Records shown section start

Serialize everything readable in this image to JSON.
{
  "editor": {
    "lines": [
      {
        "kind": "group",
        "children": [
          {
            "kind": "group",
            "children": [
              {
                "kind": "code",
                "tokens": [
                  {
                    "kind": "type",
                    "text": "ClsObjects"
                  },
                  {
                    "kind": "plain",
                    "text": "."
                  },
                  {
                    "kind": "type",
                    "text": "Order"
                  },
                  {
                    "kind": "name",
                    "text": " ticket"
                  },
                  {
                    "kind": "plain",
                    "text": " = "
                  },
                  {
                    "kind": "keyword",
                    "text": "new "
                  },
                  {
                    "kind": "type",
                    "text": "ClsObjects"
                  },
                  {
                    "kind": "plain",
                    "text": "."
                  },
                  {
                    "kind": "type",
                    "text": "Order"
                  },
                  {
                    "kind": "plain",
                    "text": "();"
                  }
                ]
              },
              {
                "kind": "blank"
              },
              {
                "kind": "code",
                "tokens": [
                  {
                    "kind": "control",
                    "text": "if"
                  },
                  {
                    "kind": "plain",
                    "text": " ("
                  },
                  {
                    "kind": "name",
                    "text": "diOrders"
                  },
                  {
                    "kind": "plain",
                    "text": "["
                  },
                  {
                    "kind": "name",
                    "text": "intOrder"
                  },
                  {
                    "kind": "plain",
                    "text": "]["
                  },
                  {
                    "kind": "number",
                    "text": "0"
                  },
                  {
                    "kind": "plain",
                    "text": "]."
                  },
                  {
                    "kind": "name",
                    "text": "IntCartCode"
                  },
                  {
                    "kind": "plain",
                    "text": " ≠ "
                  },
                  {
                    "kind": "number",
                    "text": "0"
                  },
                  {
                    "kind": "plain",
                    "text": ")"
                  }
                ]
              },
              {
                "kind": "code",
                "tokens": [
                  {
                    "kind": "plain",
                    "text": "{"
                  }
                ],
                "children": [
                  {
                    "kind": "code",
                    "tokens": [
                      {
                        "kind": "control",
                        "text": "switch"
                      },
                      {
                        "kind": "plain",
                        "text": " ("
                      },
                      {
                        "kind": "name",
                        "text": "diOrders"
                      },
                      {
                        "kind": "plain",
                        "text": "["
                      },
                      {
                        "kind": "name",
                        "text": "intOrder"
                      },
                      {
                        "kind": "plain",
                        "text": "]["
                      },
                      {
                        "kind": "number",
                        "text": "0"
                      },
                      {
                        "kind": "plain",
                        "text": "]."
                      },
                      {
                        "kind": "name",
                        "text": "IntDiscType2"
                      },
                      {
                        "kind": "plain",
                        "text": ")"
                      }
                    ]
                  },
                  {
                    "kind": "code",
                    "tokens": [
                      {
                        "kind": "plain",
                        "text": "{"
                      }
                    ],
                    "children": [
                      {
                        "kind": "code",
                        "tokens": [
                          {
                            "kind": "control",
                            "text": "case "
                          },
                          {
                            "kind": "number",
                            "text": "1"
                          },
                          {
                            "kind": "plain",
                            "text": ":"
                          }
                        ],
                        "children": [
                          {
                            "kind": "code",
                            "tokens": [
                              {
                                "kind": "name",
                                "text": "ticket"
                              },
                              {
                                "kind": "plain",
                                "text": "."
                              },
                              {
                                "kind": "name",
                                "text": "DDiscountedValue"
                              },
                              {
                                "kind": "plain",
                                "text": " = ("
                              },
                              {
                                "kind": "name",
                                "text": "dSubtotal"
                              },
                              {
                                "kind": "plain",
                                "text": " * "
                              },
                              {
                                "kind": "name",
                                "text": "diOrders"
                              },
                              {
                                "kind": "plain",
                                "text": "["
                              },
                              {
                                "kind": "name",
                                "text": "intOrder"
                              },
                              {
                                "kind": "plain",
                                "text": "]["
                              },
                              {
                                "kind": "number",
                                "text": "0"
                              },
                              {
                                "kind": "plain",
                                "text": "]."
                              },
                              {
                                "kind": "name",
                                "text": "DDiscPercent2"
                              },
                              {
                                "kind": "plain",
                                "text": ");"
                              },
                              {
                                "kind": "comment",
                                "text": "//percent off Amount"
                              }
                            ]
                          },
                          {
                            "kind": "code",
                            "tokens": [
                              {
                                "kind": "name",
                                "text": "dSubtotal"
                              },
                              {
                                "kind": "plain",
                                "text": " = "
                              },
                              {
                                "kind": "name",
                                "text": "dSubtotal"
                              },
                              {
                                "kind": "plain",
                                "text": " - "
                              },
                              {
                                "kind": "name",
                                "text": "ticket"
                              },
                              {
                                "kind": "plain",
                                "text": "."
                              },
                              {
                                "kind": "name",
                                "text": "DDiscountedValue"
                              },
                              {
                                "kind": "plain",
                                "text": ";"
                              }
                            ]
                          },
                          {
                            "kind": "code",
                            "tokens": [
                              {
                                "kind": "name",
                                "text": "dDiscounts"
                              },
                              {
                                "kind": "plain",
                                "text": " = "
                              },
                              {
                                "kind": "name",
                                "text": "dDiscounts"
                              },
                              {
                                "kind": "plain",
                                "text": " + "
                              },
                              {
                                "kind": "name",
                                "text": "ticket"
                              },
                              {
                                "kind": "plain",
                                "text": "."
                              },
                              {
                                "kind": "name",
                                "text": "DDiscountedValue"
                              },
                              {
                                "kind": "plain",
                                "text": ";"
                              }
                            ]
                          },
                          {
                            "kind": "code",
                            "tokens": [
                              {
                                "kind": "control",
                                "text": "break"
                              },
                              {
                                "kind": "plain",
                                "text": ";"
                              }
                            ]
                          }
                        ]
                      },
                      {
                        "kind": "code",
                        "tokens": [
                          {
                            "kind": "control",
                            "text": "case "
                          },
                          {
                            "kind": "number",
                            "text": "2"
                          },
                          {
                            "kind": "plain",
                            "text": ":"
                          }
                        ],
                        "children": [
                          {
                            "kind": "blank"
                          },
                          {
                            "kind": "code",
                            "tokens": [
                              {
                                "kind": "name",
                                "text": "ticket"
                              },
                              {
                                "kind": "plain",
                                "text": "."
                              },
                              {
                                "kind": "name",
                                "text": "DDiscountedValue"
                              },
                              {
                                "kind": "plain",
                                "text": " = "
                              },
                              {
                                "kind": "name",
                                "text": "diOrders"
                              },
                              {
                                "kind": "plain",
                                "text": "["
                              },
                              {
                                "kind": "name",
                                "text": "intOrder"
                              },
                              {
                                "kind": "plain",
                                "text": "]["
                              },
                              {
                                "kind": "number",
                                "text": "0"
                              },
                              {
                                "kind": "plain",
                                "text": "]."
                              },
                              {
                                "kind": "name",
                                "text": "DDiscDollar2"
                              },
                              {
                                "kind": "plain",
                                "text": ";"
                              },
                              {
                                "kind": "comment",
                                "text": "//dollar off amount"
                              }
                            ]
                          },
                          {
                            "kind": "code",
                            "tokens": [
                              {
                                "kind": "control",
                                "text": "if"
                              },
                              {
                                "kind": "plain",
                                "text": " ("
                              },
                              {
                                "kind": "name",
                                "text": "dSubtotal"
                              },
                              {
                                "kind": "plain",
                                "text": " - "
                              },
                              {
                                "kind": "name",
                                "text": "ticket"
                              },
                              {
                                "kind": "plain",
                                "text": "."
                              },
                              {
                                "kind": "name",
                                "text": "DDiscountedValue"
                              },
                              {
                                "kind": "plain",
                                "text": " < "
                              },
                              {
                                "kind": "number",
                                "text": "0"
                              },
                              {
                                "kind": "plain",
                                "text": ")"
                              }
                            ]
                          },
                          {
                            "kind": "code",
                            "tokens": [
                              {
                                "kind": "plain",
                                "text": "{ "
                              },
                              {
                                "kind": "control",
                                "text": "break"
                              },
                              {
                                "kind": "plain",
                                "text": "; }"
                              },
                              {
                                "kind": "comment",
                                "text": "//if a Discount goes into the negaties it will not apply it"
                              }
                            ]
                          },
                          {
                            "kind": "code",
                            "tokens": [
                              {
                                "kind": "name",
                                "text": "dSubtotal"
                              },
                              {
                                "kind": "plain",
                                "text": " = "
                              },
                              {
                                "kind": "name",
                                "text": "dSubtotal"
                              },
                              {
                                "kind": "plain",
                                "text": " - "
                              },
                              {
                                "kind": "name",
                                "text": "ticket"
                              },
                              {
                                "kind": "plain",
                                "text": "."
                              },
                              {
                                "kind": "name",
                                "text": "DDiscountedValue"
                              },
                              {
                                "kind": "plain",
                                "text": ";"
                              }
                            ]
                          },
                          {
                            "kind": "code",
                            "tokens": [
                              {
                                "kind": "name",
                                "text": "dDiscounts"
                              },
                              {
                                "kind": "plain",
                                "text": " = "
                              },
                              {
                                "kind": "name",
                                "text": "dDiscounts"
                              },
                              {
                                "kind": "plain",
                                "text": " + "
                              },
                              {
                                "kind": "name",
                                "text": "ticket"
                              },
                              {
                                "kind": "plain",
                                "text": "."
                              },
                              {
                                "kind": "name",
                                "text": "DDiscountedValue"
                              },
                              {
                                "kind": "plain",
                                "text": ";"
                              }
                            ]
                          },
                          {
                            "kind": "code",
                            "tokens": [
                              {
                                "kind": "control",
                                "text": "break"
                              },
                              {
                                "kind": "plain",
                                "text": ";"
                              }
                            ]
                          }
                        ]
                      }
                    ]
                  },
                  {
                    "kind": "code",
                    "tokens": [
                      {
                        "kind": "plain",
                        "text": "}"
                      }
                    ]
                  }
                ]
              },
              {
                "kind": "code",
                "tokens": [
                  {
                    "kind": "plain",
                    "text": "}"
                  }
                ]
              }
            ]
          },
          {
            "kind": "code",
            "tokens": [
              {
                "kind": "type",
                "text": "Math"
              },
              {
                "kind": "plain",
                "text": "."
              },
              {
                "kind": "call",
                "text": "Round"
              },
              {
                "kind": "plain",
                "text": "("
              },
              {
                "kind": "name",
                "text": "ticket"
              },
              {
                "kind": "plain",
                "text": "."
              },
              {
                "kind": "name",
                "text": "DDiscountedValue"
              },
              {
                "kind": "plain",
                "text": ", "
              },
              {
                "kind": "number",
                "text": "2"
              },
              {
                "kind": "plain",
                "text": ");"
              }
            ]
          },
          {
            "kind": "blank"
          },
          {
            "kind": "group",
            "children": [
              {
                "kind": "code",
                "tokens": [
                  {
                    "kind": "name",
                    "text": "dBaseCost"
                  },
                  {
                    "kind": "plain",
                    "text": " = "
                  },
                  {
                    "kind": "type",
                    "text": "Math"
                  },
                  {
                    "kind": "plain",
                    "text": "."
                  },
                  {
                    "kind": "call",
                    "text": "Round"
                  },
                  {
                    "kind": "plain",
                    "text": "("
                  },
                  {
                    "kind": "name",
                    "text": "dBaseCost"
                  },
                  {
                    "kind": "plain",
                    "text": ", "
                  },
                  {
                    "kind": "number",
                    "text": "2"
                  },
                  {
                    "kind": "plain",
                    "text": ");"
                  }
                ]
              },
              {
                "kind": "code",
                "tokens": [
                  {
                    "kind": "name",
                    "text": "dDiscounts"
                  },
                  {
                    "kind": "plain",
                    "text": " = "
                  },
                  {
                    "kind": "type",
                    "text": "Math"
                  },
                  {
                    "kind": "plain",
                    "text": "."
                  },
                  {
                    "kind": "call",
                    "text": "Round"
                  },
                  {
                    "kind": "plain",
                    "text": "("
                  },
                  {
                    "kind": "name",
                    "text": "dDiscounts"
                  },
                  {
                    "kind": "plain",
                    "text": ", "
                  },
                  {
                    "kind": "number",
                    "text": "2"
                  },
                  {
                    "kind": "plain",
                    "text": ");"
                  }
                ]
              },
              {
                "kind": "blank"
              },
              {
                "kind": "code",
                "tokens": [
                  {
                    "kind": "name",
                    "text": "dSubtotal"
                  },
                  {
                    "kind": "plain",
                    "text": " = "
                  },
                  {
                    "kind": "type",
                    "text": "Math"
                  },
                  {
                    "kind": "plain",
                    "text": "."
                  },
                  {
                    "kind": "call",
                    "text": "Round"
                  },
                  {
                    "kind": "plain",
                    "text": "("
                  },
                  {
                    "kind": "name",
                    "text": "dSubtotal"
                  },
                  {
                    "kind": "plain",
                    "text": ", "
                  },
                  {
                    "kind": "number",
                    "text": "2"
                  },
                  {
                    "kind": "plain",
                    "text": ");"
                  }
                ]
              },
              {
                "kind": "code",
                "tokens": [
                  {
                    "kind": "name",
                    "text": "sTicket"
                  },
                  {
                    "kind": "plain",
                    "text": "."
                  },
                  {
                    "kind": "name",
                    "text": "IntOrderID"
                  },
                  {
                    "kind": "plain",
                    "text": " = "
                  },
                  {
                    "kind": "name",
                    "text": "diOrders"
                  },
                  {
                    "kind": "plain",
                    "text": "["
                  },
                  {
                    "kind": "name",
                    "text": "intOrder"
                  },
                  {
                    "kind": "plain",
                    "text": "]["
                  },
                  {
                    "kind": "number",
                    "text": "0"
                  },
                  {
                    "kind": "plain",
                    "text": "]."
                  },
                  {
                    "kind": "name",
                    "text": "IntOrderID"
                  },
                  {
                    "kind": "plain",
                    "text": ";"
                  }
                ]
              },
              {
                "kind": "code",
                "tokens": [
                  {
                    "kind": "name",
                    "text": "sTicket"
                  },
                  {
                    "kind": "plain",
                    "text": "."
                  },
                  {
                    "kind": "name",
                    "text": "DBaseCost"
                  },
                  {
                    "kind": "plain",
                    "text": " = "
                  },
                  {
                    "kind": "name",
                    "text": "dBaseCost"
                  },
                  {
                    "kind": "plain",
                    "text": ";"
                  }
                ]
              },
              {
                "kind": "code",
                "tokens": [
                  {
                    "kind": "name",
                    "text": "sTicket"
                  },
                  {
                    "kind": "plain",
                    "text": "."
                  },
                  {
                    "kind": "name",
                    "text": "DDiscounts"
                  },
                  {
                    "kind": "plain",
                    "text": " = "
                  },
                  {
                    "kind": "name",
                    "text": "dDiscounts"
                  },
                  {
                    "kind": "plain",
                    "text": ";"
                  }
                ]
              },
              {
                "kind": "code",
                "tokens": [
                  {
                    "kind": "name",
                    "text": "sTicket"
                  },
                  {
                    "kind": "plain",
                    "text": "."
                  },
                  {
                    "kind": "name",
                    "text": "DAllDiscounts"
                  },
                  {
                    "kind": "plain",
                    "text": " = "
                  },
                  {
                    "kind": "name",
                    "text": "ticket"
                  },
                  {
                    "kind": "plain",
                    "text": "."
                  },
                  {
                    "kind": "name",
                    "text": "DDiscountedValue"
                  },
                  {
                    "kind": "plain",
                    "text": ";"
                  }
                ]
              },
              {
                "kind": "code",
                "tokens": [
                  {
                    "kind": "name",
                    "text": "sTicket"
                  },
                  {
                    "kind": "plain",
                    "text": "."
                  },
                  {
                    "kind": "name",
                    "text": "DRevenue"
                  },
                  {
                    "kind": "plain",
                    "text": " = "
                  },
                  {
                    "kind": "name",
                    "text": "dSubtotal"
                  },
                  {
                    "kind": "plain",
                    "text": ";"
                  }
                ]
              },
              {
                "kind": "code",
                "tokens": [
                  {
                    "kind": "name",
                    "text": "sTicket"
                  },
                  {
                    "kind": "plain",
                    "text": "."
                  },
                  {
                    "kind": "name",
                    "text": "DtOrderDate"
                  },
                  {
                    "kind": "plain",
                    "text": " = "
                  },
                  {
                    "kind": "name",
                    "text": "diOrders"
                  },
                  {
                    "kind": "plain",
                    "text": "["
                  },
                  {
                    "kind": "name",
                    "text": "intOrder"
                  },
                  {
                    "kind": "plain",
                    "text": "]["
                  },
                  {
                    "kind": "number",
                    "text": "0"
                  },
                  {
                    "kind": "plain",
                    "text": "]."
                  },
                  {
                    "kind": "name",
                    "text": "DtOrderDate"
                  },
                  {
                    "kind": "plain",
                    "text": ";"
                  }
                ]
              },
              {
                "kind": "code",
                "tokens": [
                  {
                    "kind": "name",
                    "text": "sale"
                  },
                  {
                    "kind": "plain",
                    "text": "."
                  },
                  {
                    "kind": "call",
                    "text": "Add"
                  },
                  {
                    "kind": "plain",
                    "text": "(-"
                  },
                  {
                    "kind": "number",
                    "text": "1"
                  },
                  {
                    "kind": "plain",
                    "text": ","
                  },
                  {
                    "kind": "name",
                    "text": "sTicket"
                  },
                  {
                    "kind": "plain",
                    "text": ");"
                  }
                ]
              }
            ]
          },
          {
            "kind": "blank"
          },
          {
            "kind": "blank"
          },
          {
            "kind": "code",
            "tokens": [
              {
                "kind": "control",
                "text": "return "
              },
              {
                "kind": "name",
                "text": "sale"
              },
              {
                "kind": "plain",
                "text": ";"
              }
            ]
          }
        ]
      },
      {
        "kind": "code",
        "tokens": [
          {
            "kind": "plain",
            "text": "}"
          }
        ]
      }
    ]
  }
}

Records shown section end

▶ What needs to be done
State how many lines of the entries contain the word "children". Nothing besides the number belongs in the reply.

▶ Answer below
7